▶ [What you are asked to do]: Nothing but the lines from the one containing "Transcribe this image's" through the last line of the entries should appear in the output, each verbatim.

▶ [Entries supplied]:
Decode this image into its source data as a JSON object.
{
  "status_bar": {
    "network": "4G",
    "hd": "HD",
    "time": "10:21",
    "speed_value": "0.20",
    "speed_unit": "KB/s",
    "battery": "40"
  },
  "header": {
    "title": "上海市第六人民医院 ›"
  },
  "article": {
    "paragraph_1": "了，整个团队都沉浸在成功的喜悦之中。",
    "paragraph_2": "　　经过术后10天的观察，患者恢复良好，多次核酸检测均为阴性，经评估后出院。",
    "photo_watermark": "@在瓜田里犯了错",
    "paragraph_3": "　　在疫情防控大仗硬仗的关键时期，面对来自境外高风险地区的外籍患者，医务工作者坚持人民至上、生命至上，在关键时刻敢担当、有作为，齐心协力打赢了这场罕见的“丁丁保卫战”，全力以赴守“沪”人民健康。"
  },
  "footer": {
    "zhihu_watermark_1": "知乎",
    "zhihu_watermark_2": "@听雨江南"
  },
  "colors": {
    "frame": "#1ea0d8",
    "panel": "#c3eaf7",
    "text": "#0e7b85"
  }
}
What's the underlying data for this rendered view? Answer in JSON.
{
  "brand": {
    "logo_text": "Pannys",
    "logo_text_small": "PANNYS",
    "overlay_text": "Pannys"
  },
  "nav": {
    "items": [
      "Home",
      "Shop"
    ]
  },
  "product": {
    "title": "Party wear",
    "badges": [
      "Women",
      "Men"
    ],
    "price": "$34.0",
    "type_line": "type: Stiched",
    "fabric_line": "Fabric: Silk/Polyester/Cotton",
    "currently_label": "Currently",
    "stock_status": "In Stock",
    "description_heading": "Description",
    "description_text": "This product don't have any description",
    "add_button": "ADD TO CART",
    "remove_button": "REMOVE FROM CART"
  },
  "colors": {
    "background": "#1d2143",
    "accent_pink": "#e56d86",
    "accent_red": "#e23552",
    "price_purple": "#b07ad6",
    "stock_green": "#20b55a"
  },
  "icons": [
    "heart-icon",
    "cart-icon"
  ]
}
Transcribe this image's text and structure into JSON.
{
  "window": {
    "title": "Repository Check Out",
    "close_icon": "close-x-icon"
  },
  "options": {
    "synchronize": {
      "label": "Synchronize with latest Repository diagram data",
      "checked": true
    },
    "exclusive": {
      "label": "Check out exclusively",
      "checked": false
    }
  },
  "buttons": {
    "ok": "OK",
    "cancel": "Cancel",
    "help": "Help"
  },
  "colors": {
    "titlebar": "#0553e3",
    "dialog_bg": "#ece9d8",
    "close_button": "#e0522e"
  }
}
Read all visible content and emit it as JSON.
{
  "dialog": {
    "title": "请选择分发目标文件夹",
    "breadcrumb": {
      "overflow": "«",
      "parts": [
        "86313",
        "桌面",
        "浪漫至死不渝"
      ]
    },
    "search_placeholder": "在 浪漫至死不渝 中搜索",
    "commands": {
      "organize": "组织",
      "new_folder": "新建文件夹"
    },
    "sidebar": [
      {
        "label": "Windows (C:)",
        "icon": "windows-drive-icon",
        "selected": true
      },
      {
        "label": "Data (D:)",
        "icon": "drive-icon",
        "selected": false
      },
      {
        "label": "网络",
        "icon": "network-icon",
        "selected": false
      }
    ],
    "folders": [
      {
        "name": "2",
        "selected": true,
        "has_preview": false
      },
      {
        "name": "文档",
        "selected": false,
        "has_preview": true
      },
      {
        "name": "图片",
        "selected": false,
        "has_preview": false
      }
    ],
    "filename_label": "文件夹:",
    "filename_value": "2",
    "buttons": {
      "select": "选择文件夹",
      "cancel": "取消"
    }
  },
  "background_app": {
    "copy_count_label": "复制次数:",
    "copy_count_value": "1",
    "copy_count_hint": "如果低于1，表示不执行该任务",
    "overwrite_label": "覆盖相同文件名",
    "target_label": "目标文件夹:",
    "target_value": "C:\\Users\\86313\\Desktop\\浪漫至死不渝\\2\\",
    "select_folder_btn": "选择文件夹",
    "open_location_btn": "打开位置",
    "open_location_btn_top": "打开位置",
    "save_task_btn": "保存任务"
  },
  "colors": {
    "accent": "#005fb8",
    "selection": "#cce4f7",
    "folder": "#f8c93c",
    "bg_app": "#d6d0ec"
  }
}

▶ [Answer]:
Transcribe this image's text and structure into JSON.
{
  "window": {
    "title": "Repository Check Out",
    "close_icon": "close-x-icon"
  },
  "options": {
    "synchronize": {
      "label": "Synchronize with latest Repository diagram data",
      "checked": true
    },
    "exclusive": {
      "label": "Check out exclusively",
      "checked": false
    }
  },
  "buttons": {
    "ok": "OK",
    "cancel": "Cancel",
    "help": "Help"
  },
  "colors": {
    "titlebar": "#0553e3",
    "dialog_bg": "#ece9d8",
    "close_button": "#e0522e"
  }
}
Read all visible content and emit it as JSON.
{
  "dialog": {
    "title": "请选择分发目标文件夹",
    "breadcrumb": {
      "overflow": "«",
      "parts": [
        "86313",
        "桌面",
        "浪漫至死不渝"
      ]
    },
    "search_placeholder": "在 浪漫至死不渝 中搜索",
    "commands": {
      "organize": "组织",
      "new_folder": "新建文件夹"
    },
    "sidebar": [
      {
        "label": "Windows (C:)",
        "icon": "windows-drive-icon",
        "selected": true
      },
      {
        "label": "Data (D:)",
        "icon": "drive-icon",
        "selected": false
      },
      {
        "label": "网络",
        "icon": "network-icon",
        "selected": false
      }
    ],
    "folders": [
      {
        "name": "2",
        "selected": true,
        "has_preview": false
      },
      {
        "name": "文档",
        "selected": false,
        "has_preview": true
      },
      {
        "name": "图片",
        "selected": false,
        "has_preview": false
      }
    ],
    "filename_label": "文件夹:",
    "filename_value": "2",
    "buttons": {
      "select": "选择文件夹",
      "cancel": "取消"
    }
  },
  "background_app": {
    "copy_count_label": "复制次数:",
    "copy_count_value": "1",
    "copy_count_hint": "如果低于1，表示不执行该任务",
    "overwrite_label": "覆盖相同文件名",
    "target_label": "目标文件夹:",
    "target_value": "C:\\Users\\86313\\Desktop\\浪漫至死不渝\\2\\",
    "select_folder_btn": "选择文件夹",
    "open_location_btn": "打开位置",
    "open_location_btn_top": "打开位置",
    "save_task_btn": "保存任务"
  },
  "colors": {
    "accent": "#005fb8",
    "selection": "#cce4f7",
    "folder": "#f8c93c",
    "bg_app": "#d6d0ec"
  }
}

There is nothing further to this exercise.